The theory that the Gospel of the Hebrews was the original narrative gospel of Jesus Christ requires more analysis and research but it elegantly solves the riddle of the verbatim similarity found among the Synoptic gospels without requiring a hypothetical gospel (Q or Proto-Mark). We already know that the Gospel of the Hebrews existed; we have references to it from those who read it and have quotations of passages from it. And we need no longer be concerned with chronologically sequencing the Synoptic gospels. Matthew, Mark, and Luke could have been composed at any time after Hebrews. Each succeeding author took material from Hebrews and shaped it according to their own skills, theology, and community needs.
Do any of the Synoptic gospels more accurately reflect the Gospel of the Hebrews than the others in terms of outline and content? My vote would go to the Gospel of Matthew as more accurately preserving the order and general thrust of Hebrews: it is very pro-Torah and better reflects the Jewish followers of Jesus and their continuing conflicts with the Pharisees, a group that was only of importance in Palestine and only until the year 70. As Hebrews became known and used, especially in Syria, churches desiring their own gospel account reworked Hebrews either adding to it (Luke), abbreviating it (Mark), or leaving it substantially the same (Matthew). Other gospel accounts would follow, some perhaps depending on Hebrews or the later Synoptic gospels (John, Peter, later editions of Hebrews) while some deviated entirely from them (Thomas, Judas, Mary). It remains for scholars to try to reconstruct the Gospel of the Hebrews at least until a manuscript copy can be found which should, given the reaction to other recently discovered gospels, shake up the biblical world.

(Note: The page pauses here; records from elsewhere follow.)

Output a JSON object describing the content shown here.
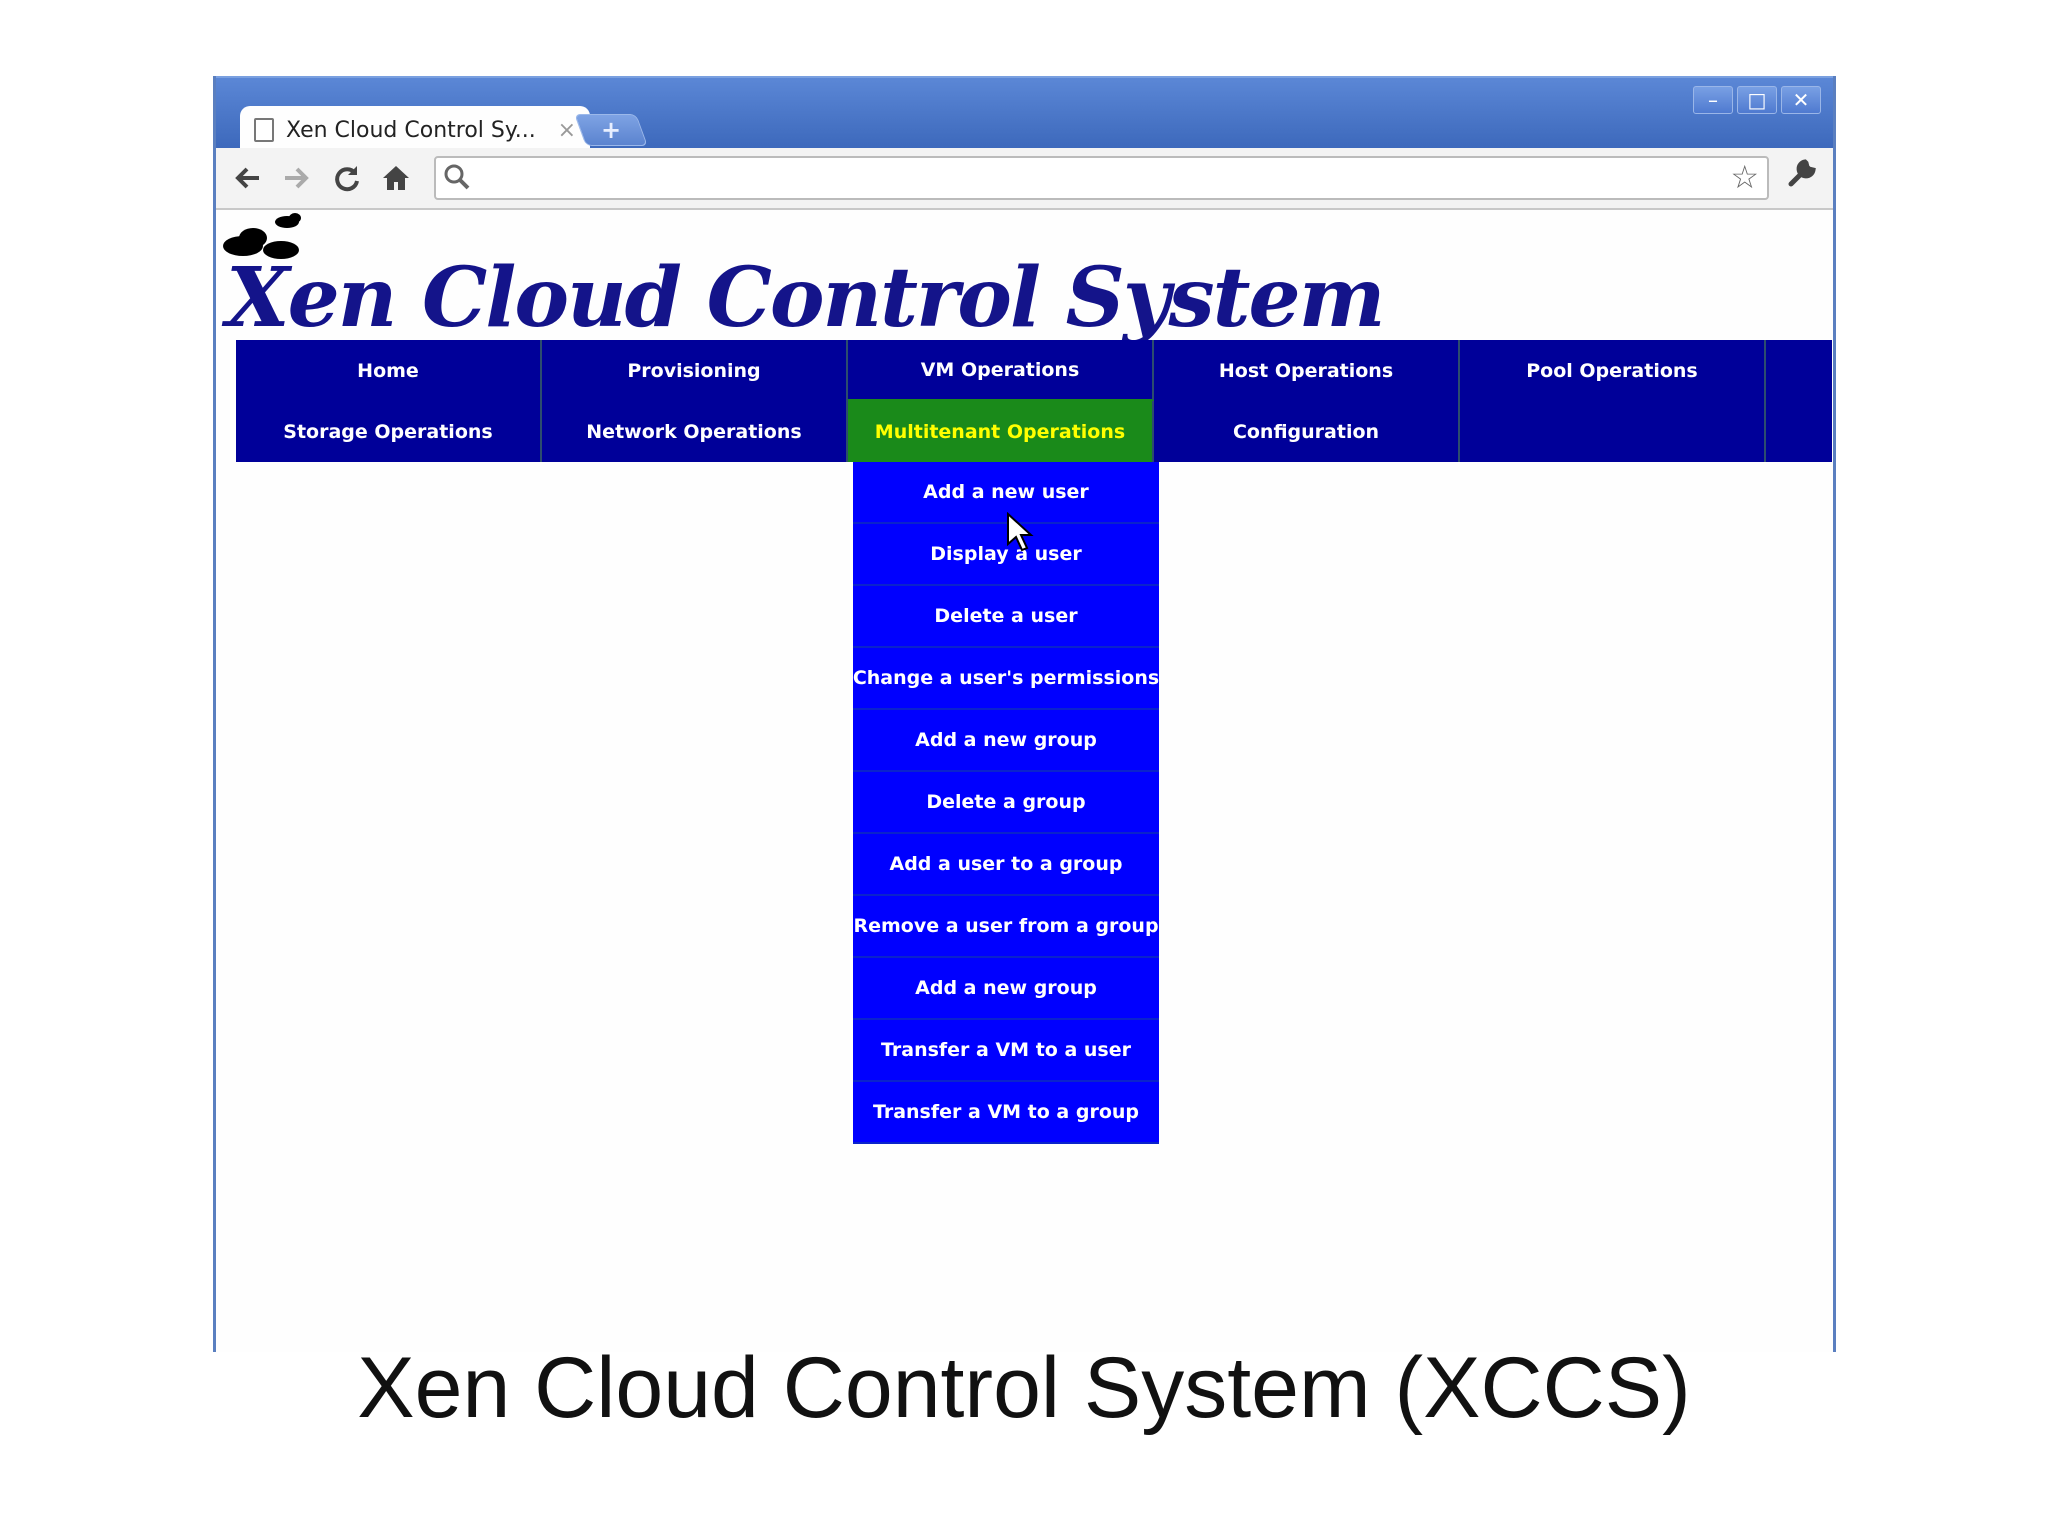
{
  "browser": {
    "tab_title": "Xen Cloud Control Sy...",
    "tab_close": "×",
    "new_tab": "+",
    "win_minimize": "–",
    "win_maximize": "□",
    "win_close": "✕",
    "back": "🡐",
    "forward": "🡒",
    "reload": "↻",
    "home": "⌂",
    "search_glyph": "⚲",
    "star": "☆",
    "wrench": "🔧"
  },
  "site": {
    "title": "Xen Cloud Control System"
  },
  "menu": {
    "row1": [
      "Home",
      "Provisioning",
      "VM Operations",
      "Host Operations",
      "Pool Operations"
    ],
    "row2": [
      "Storage Operations",
      "Network Operations",
      "Multitenant Operations",
      "Configuration"
    ]
  },
  "dropdown": {
    "items": [
      "Add a new user",
      "Display a user",
      "Delete a user",
      "Change a user's permissions",
      "Add a new group",
      "Delete a group",
      "Add a user to a group",
      "Remove a user from a group",
      "Add a new group",
      "Transfer a VM to a user",
      "Transfer a VM to a group"
    ]
  },
  "caption": "Xen Cloud Control System (XCCS)",
  "colors": {
    "menubar": "#000099",
    "active_menu": "#1a8a1a",
    "active_text": "#ffff00",
    "dropdown": "#0000ff",
    "title": "#14148a"
  }
}
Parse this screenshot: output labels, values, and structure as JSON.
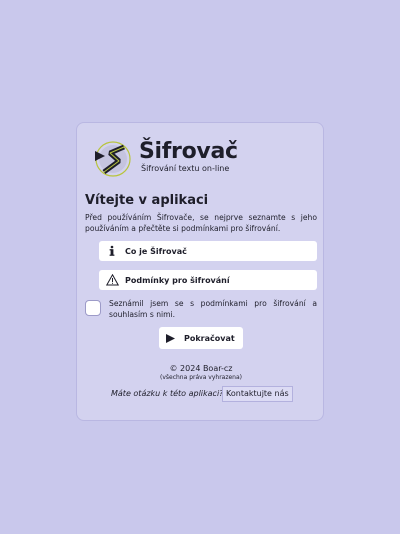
{
  "brand": {
    "title": "Šifrovač",
    "subtitle": "Šifrování textu on-line",
    "logo_icon": "shift-s-logo-icon"
  },
  "welcome": {
    "heading": "Vítejte v aplikaci",
    "intro": "Před používáním Šifrovače, se nejprve seznamte s jeho používáním a přečtěte si podmínkami pro šifrování."
  },
  "links": [
    {
      "label": "Co je Šifrovač",
      "icon": "info-icon"
    },
    {
      "label": "Podmínky pro šifrování",
      "icon": "warning-icon"
    }
  ],
  "consent": {
    "checked": false,
    "label": "Seznámil jsem se s podmínkami pro šifrování a souhlasím s nimi."
  },
  "continue_button": {
    "label": "Pokračovat",
    "icon": "play-icon"
  },
  "footer": {
    "copyright": "© 2024 Boar-cz",
    "rights": "(všechna práva vyhrazena)",
    "question": "Máte otázku k této aplikaci?",
    "contact_label": "Kontaktujte nás"
  },
  "colors": {
    "background": "#c9c8ec",
    "card": "#d3d2ef",
    "text": "#1e1e2a",
    "logo_dark": "#2b2b2b",
    "logo_accent": "#b8c43c"
  }
}
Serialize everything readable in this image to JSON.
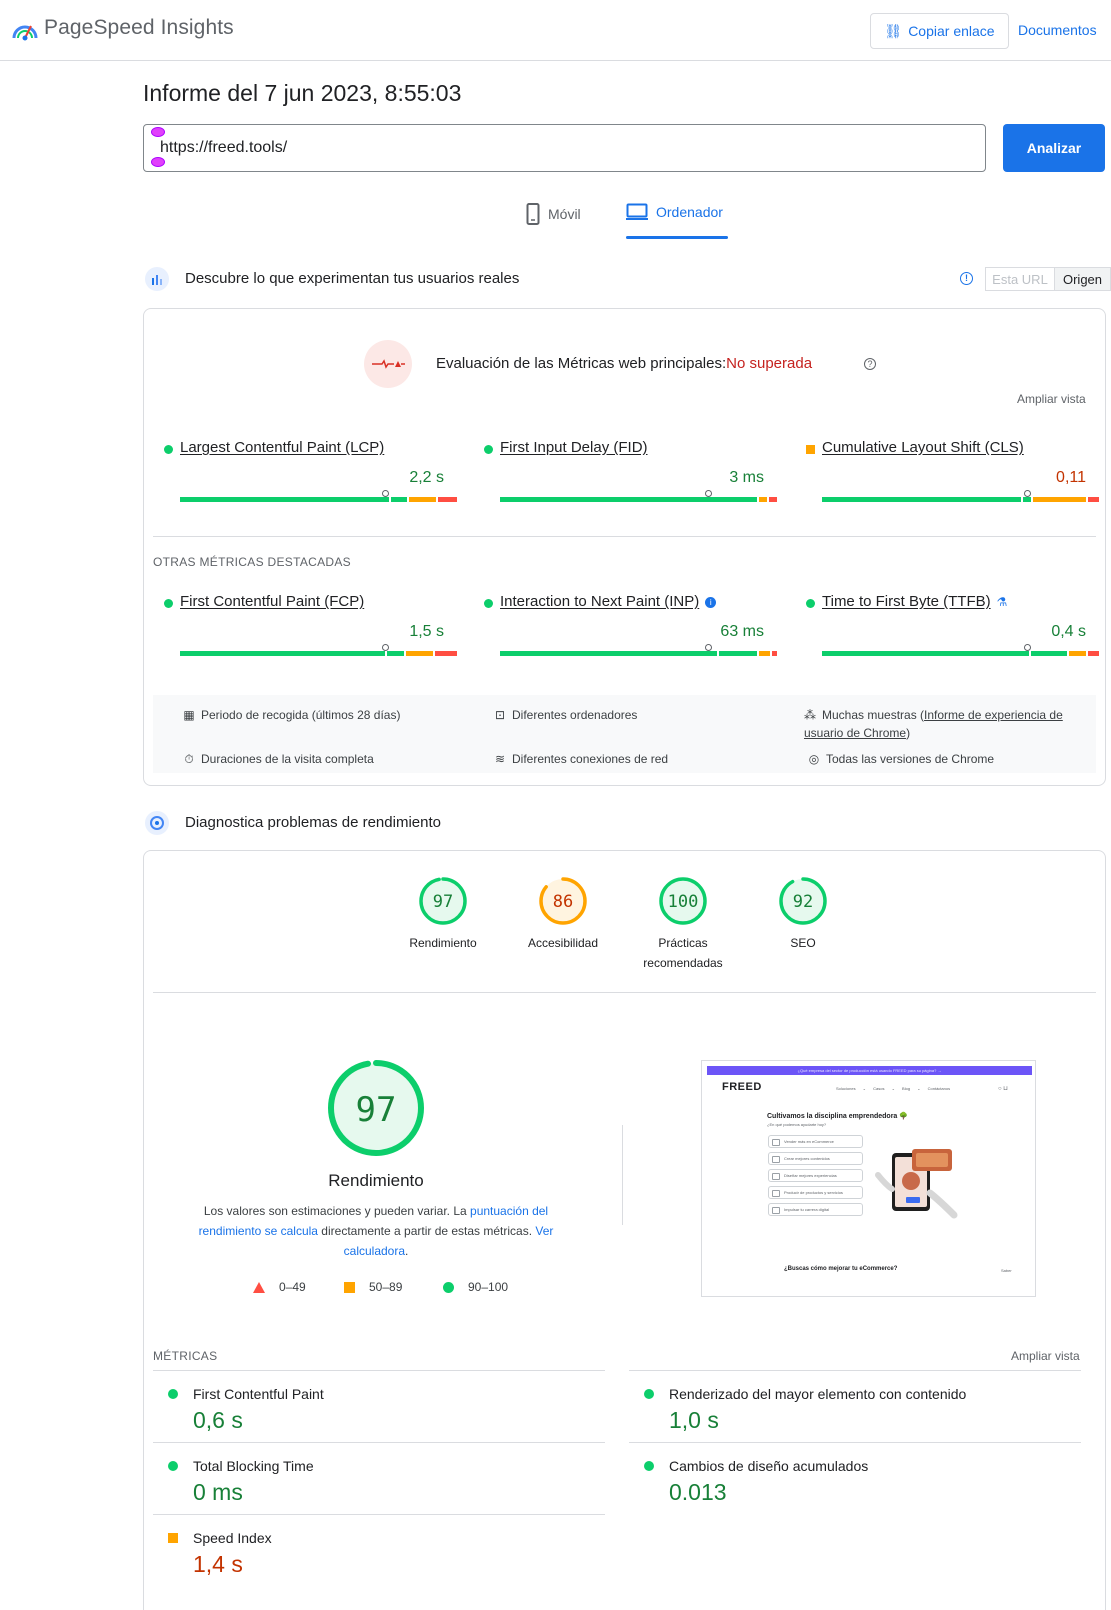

 See, for example, Delbert Burkett, Rethinking the Gospel Sources: From Proto-Mark to Mark (New York: T&T Clark, 2004).
 Jerome, Commentary on Ezekiel 6 re: Ezek 18:7. Acts 24:5.
 Epiphanius, Heresies (Panarion = “Medicine Chest”) 30.3.7, 30.13.2.
 There are at least five Greek manuscripts involved: nos. 4, 273, 566, 899, and 1424.
 Beatrice, Pier Franco, “The ‘Gospel According to the Hebrews’ in the Apostolic Fathers.” Novum Testamentum 48.2, 2006, pgs. 147-195.
 Found in Eusebius, Church History 3.39.16 as related by Papias, bishop of Hierapolis. The Greek hermēneus can be rendered in English as “interpreted,” “expounded,” or “translated.” A more recent edition of Eusebius prefers “translated” (Schott, Jeremy M., Eusebius of Caesarea: The History of the Church: A New Translation [Oakland: University of California Press, 2019], 167). But it was not always so (see, for example ANF 1.155; LCL 1.297; Maier, Paul L., Eusebius: The Church History [Grand Rapids: Kregel, 1999], 130). Earlier editions preferred “interpreted.” Interestingly, Papias/Eusebius use the same Greek word earlier in 3.39.3 and all the above editions opt for the English “interpreted,” not “translated.”
 Eusebius, Church History 3.39.13.